== Segment start ==

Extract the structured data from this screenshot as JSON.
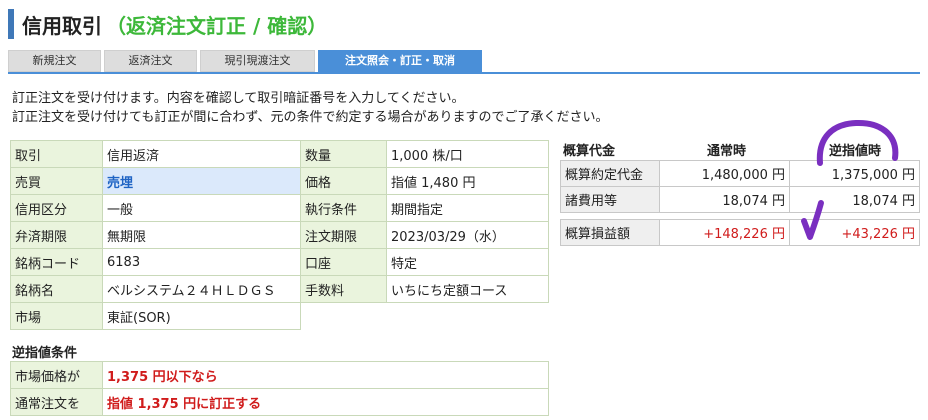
{
  "header": {
    "title": "信用取引",
    "subtitle": "（返済注文訂正 / 確認）"
  },
  "tabs": [
    {
      "label": "新規注文"
    },
    {
      "label": "返済注文"
    },
    {
      "label": "現引現渡注文"
    },
    {
      "label": "注文照会・訂正・取消",
      "active": true
    }
  ],
  "notice": {
    "line1": "訂正注文を受け付けます。内容を確認して取引暗証番号を入力してください。",
    "line2": "訂正注文を受け付けても訂正が間に合わず、元の条件で約定する場合がありますのでご了承ください。"
  },
  "order": {
    "rows": [
      {
        "l1": "取引",
        "v1": "信用返済",
        "l2": "数量",
        "v2": "1,000 株/口"
      },
      {
        "l1": "売買",
        "v1": "売埋",
        "l2": "価格",
        "v2": "指値 1,480 円"
      },
      {
        "l1": "信用区分",
        "v1": "一般",
        "l2": "執行条件",
        "v2": "期間指定"
      },
      {
        "l1": "弁済期限",
        "v1": "無期限",
        "l2": "注文期限",
        "v2": "2023/03/29（水）"
      },
      {
        "l1": "銘柄コード",
        "v1": "6183",
        "l2": "口座",
        "v2": "特定"
      },
      {
        "l1": "銘柄名",
        "v1": "ベルシステム２４ＨＬＤＧＳ",
        "l2": "手数料",
        "v2": "いちにち定額コース"
      },
      {
        "l1": "市場",
        "v1": "東証(SOR)"
      }
    ]
  },
  "stop_conditions": {
    "title": "逆指値条件",
    "rows": [
      {
        "label": "市場価格が",
        "value": "1,375 円以下なら"
      },
      {
        "label": "通常注文を",
        "value": "指値 1,375 円に訂正する"
      }
    ]
  },
  "estimate": {
    "title": "概算代金",
    "col_normal": "通常時",
    "col_stop": "逆指値時",
    "rows": [
      {
        "label": "概算約定代金",
        "normal": "1,480,000 円",
        "stop": "1,375,000 円"
      },
      {
        "label": "諸費用等",
        "normal": "18,074 円",
        "stop": "18,074 円"
      }
    ],
    "pl": {
      "label": "概算損益額",
      "normal": "+148,226 円",
      "stop": "+43,226 円"
    }
  },
  "colors": {
    "accent": "#4a8fd8",
    "green": "#3db83a",
    "red": "#d01c1c",
    "marker": "#7a2fc0"
  }
}
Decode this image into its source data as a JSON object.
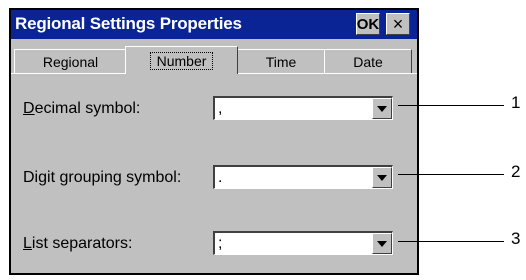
{
  "window": {
    "title": "Regional Settings Properties",
    "ok_label": "OK",
    "close_label": "×"
  },
  "tabs": [
    {
      "label": "Regional"
    },
    {
      "label": "Number"
    },
    {
      "label": "Time"
    },
    {
      "label": "Date"
    }
  ],
  "selected_tab": "Number",
  "fields": {
    "decimal": {
      "label_first": "D",
      "label_rest": "ecimal symbol:",
      "value": ","
    },
    "digit_grouping": {
      "label_pre": "Digit ",
      "label_u": "g",
      "label_post": "rouping symbol:",
      "value": "."
    },
    "list_separators": {
      "label_first": "L",
      "label_rest": "ist separators:",
      "value": ";"
    }
  },
  "callouts": [
    "1",
    "2",
    "3"
  ],
  "colors": {
    "titlebar": "#0a2496",
    "dialog": "#c0c0c0"
  }
}
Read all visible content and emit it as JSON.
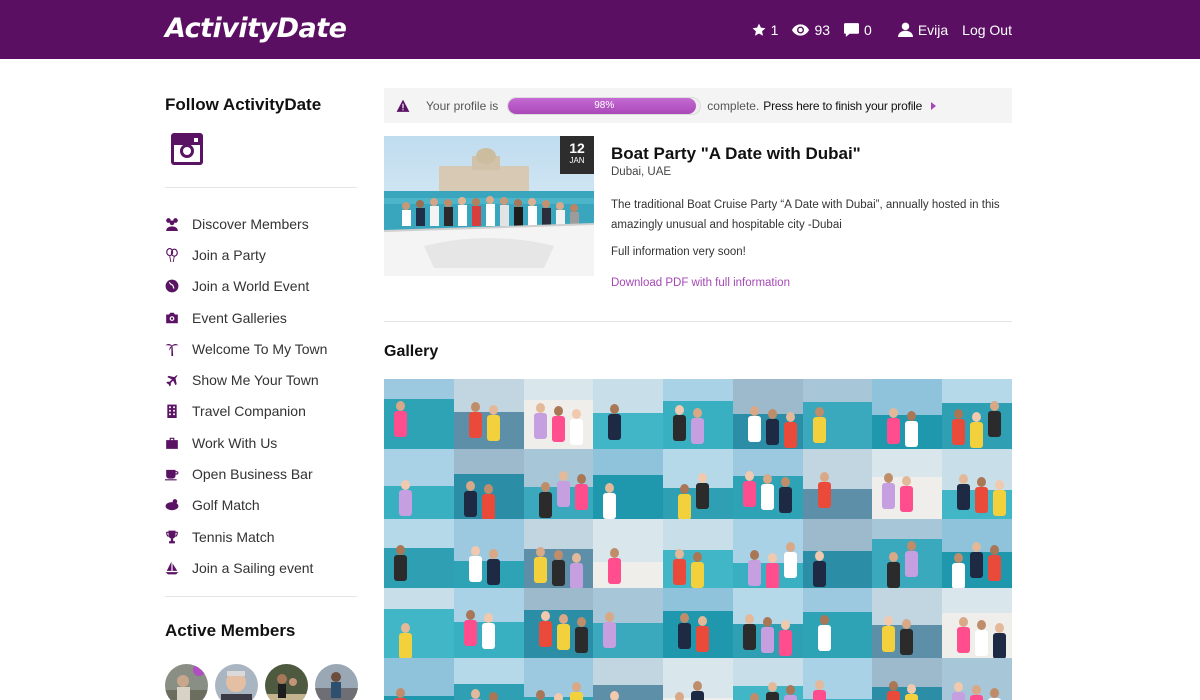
{
  "header": {
    "logo": "ActivityDate",
    "stars": "1",
    "views": "93",
    "messages": "0",
    "user": "Evija",
    "logout": "Log Out"
  },
  "sidebar": {
    "follow_heading": "Follow ActivityDate",
    "social_icon": "instagram-icon",
    "items": [
      {
        "label": "Discover Members",
        "icon": "members-icon"
      },
      {
        "label": "Join a Party",
        "icon": "balloons-icon"
      },
      {
        "label": "Join a World Event",
        "icon": "globe-icon"
      },
      {
        "label": "Event Galleries",
        "icon": "camera-icon"
      },
      {
        "label": "Welcome To My Town",
        "icon": "palm-tree-icon"
      },
      {
        "label": "Show Me Your Town",
        "icon": "plane-icon"
      },
      {
        "label": "Travel Companion",
        "icon": "building-icon"
      },
      {
        "label": "Work With Us",
        "icon": "briefcase-icon"
      },
      {
        "label": "Open Business Bar",
        "icon": "coffee-icon"
      },
      {
        "label": "Golf Match",
        "icon": "golf-icon"
      },
      {
        "label": "Tennis Match",
        "icon": "trophy-icon"
      },
      {
        "label": "Join a Sailing event",
        "icon": "sailboat-icon"
      }
    ],
    "active_heading": "Active Members"
  },
  "profile": {
    "label": "Your profile is",
    "percent": 98,
    "percent_text": "98%",
    "after": "complete.",
    "link": "Press here to finish your profile"
  },
  "event": {
    "day": "12",
    "month": "JAN",
    "title": "Boat Party \"A Date with Dubai\"",
    "location": "Dubai, UAE",
    "description": "The traditional Boat Cruise Party “A Date with Dubai”, annually hosted in this amazingly unusual and hospitable city -Dubai",
    "note": "Full information very soon!",
    "pdf_link": "Download PDF with full information"
  },
  "gallery": {
    "title": "Gallery"
  },
  "colors": {
    "brand": "#5a0f63",
    "accent": "#a548b5"
  }
}
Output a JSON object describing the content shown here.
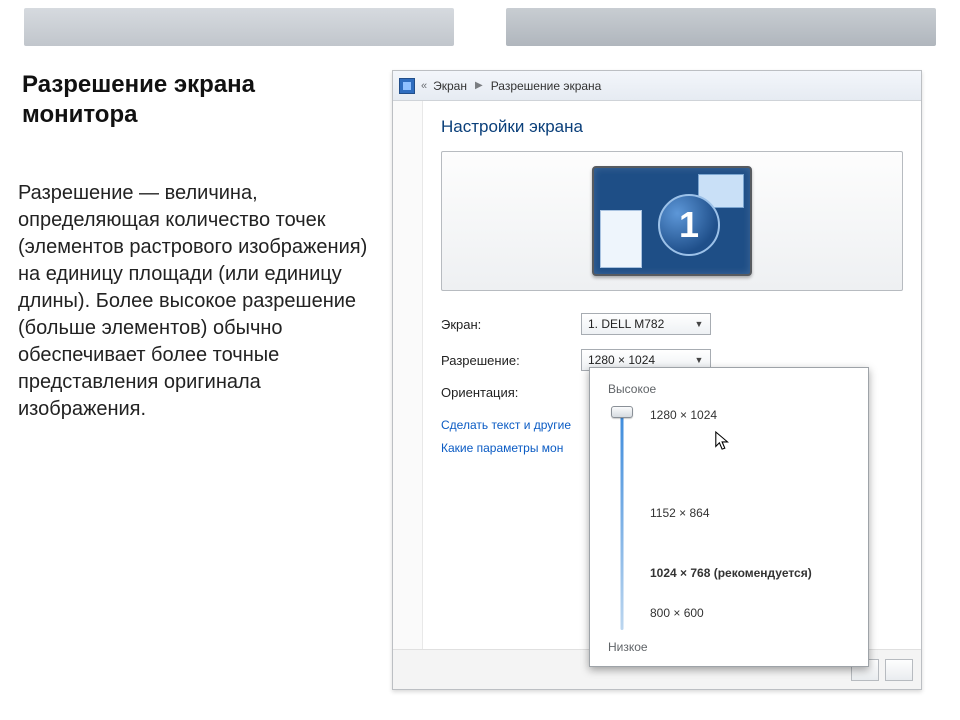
{
  "title": "Разрешение экрана монитора",
  "body": "Разрешение — величина, определяющая количество точек (элементов растрового изображения) на единицу площади (или единицу длины). Более высокое разрешение (больше элементов) обычно обеспечивает более точные представления оригинала изображения.",
  "breadcrumb": {
    "root": "Экран",
    "current": "Разрешение экрана"
  },
  "section_title": "Настройки экрана",
  "monitor_number": "1",
  "rows": {
    "screen_label": "Экран:",
    "screen_value": "1. DELL M782",
    "res_label": "Разрешение:",
    "res_value": "1280 × 1024",
    "orient_label": "Ориентация:"
  },
  "links": {
    "text_size": "Сделать текст и другие",
    "params": "Какие параметры мон"
  },
  "popup": {
    "top_label": "Высокое",
    "bottom_label": "Низкое",
    "options": {
      "o1": "1280 × 1024",
      "o2": "1152 × 864",
      "o3": "1024 × 768 (рекомендуется)",
      "o4": "800 × 600"
    }
  }
}
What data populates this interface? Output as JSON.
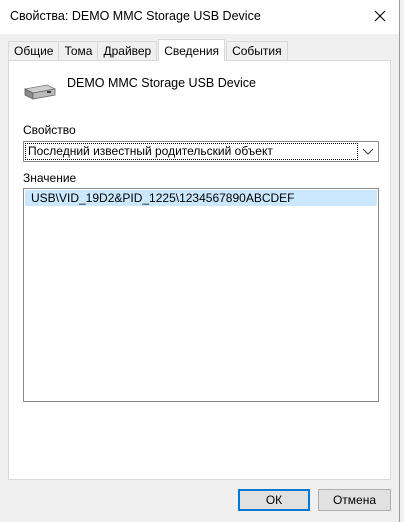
{
  "window": {
    "title": "Свойства: DEMO MMC Storage USB Device"
  },
  "tabs": [
    {
      "label": "Общие",
      "active": false
    },
    {
      "label": "Тома",
      "active": false
    },
    {
      "label": "Драйвер",
      "active": false
    },
    {
      "label": "Сведения",
      "active": true
    },
    {
      "label": "События",
      "active": false
    }
  ],
  "device": {
    "name": "DEMO MMC Storage USB Device",
    "icon": "usb-drive-icon"
  },
  "property": {
    "label": "Свойство",
    "selected": "Последний известный родительский объект"
  },
  "value": {
    "label": "Значение",
    "items": [
      "USB\\VID_19D2&PID_1225\\1234567890ABCDEF"
    ]
  },
  "buttons": {
    "ok": "ОК",
    "cancel": "Отмена"
  },
  "colors": {
    "selection": "#cce8ff",
    "default_button_border": "#0078d4",
    "window_bg": "#f0f0f0"
  }
}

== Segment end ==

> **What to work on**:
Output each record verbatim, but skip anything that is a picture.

> **Result**:
Extract the structured data from this screenshot as JSON.
{
  "header": {
    "title": "信用取引",
    "subtitle": "（返済注文訂正 / 確認）"
  },
  "tabs": [
    {
      "label": "新規注文"
    },
    {
      "label": "返済注文"
    },
    {
      "label": "現引現渡注文"
    },
    {
      "label": "注文照会・訂正・取消",
      "active": true
    }
  ],
  "notice": {
    "line1": "訂正注文を受け付けます。内容を確認して取引暗証番号を入力してください。",
    "line2": "訂正注文を受け付けても訂正が間に合わず、元の条件で約定する場合がありますのでご了承ください。"
  },
  "order": {
    "rows": [
      {
        "l1": "取引",
        "v1": "信用返済",
        "l2": "数量",
        "v2": "1,000 株/口"
      },
      {
        "l1": "売買",
        "v1": "売埋",
        "l2": "価格",
        "v2": "指値 1,480 円"
      },
      {
        "l1": "信用区分",
        "v1": "一般",
        "l2": "執行条件",
        "v2": "期間指定"
      },
      {
        "l1": "弁済期限",
        "v1": "無期限",
        "l2": "注文期限",
        "v2": "2023/03/29（水）"
      },
      {
        "l1": "銘柄コード",
        "v1": "6183",
        "l2": "口座",
        "v2": "特定"
      },
      {
        "l1": "銘柄名",
        "v1": "ベルシステム２４ＨＬＤＧＳ",
        "l2": "手数料",
        "v2": "いちにち定額コース"
      },
      {
        "l1": "市場",
        "v1": "東証(SOR)"
      }
    ]
  },
  "stop_conditions": {
    "title": "逆指値条件",
    "rows": [
      {
        "label": "市場価格が",
        "value": "1,375 円以下なら"
      },
      {
        "label": "通常注文を",
        "value": "指値 1,375 円に訂正する"
      }
    ]
  },
  "estimate": {
    "title": "概算代金",
    "col_normal": "通常時",
    "col_stop": "逆指値時",
    "rows": [
      {
        "label": "概算約定代金",
        "normal": "1,480,000 円",
        "stop": "1,375,000 円"
      },
      {
        "label": "諸費用等",
        "normal": "18,074 円",
        "stop": "18,074 円"
      }
    ],
    "pl": {
      "label": "概算損益額",
      "normal": "+148,226 円",
      "stop": "+43,226 円"
    }
  },
  "colors": {
    "accent": "#4a8fd8",
    "green": "#3db83a",
    "red": "#d01c1c",
    "marker": "#7a2fc0"
  }
}
Decode this image into its source data as a JSON object.
{
  "window": {
    "title": "Regional Settings Properties",
    "ok_label": "OK",
    "close_label": "×"
  },
  "tabs": [
    {
      "label": "Regional"
    },
    {
      "label": "Number"
    },
    {
      "label": "Time"
    },
    {
      "label": "Date"
    }
  ],
  "selected_tab": "Number",
  "fields": {
    "decimal": {
      "label_first": "D",
      "label_rest": "ecimal symbol:",
      "value": ","
    },
    "digit_grouping": {
      "label_pre": "Digit ",
      "label_u": "g",
      "label_post": "rouping symbol:",
      "value": "."
    },
    "list_separators": {
      "label_first": "L",
      "label_rest": "ist separators:",
      "value": ";"
    }
  },
  "callouts": [
    "1",
    "2",
    "3"
  ],
  "colors": {
    "titlebar": "#0a2496",
    "dialog": "#c0c0c0"
  }
}
Read all visible content and emit it as JSON.
{
  "header": {
    "logo": "ActivityDate",
    "stars": "1",
    "views": "93",
    "messages": "0",
    "user": "Evija",
    "logout": "Log Out"
  },
  "sidebar": {
    "follow_heading": "Follow ActivityDate",
    "social_icon": "instagram-icon",
    "items": [
      {
        "label": "Discover Members",
        "icon": "members-icon"
      },
      {
        "label": "Join a Party",
        "icon": "balloons-icon"
      },
      {
        "label": "Join a World Event",
        "icon": "globe-icon"
      },
      {
        "label": "Event Galleries",
        "icon": "camera-icon"
      },
      {
        "label": "Welcome To My Town",
        "icon": "palm-tree-icon"
      },
      {
        "label": "Show Me Your Town",
        "icon": "plane-icon"
      },
      {
        "label": "Travel Companion",
        "icon": "building-icon"
      },
      {
        "label": "Work With Us",
        "icon": "briefcase-icon"
      },
      {
        "label": "Open Business Bar",
        "icon": "coffee-icon"
      },
      {
        "label": "Golf Match",
        "icon": "golf-icon"
      },
      {
        "label": "Tennis Match",
        "icon": "trophy-icon"
      },
      {
        "label": "Join a Sailing event",
        "icon": "sailboat-icon"
      }
    ],
    "active_heading": "Active Members"
  },
  "profile": {
    "label": "Your profile is",
    "percent": 98,
    "percent_text": "98%",
    "after": "complete.",
    "link": "Press here to finish your profile"
  },
  "event": {
    "day": "12",
    "month": "JAN",
    "title": "Boat Party \"A Date with Dubai\"",
    "location": "Dubai, UAE",
    "description": "The traditional Boat Cruise Party “A Date with Dubai”, annually hosted in this amazingly unusual and hospitable city -Dubai",
    "note": "Full information very soon!",
    "pdf_link": "Download PDF with full information"
  },
  "gallery": {
    "title": "Gallery"
  },
  "colors": {
    "brand": "#5a0f63",
    "accent": "#a548b5"
  }
}
Output a JSON object describing the content shown here.
{
  "title": "Разрешение экрана монитора",
  "body": "Разрешение — величина, определяющая количество точек (элементов растрового изображения) на единицу площади (или единицу длины). Более высокое разрешение (больше элементов) обычно обеспечивает более точные представления оригинала изображения.",
  "breadcrumb": {
    "root": "Экран",
    "current": "Разрешение экрана"
  },
  "section_title": "Настройки экрана",
  "monitor_number": "1",
  "rows": {
    "screen_label": "Экран:",
    "screen_value": "1. DELL M782",
    "res_label": "Разрешение:",
    "res_value": "1280 × 1024",
    "orient_label": "Ориентация:"
  },
  "links": {
    "text_size": "Сделать текст и другие",
    "params": "Какие параметры мон"
  },
  "popup": {
    "top_label": "Высокое",
    "bottom_label": "Низкое",
    "options": {
      "o1": "1280 × 1024",
      "o2": "1152 × 864",
      "o3": "1024 × 768 (рекомендуется)",
      "o4": "800 × 600"
    }
  }
}
What data populates this interface? Output as JSON.
{
  "window": {
    "title": "Свойства: DEMO MMC Storage USB Device"
  },
  "tabs": [
    {
      "label": "Общие",
      "active": false
    },
    {
      "label": "Тома",
      "active": false
    },
    {
      "label": "Драйвер",
      "active": false
    },
    {
      "label": "Сведения",
      "active": true
    },
    {
      "label": "События",
      "active": false
    }
  ],
  "device": {
    "name": "DEMO MMC Storage USB Device",
    "icon": "usb-drive-icon"
  },
  "property": {
    "label": "Свойство",
    "selected": "Последний известный родительский объект"
  },
  "value": {
    "label": "Значение",
    "items": [
      "USB\\VID_19D2&PID_1225\\1234567890ABCDEF"
    ]
  },
  "buttons": {
    "ok": "ОК",
    "cancel": "Отмена"
  },
  "colors": {
    "selection": "#cce8ff",
    "default_button_border": "#0078d4",
    "window_bg": "#f0f0f0"
  }
}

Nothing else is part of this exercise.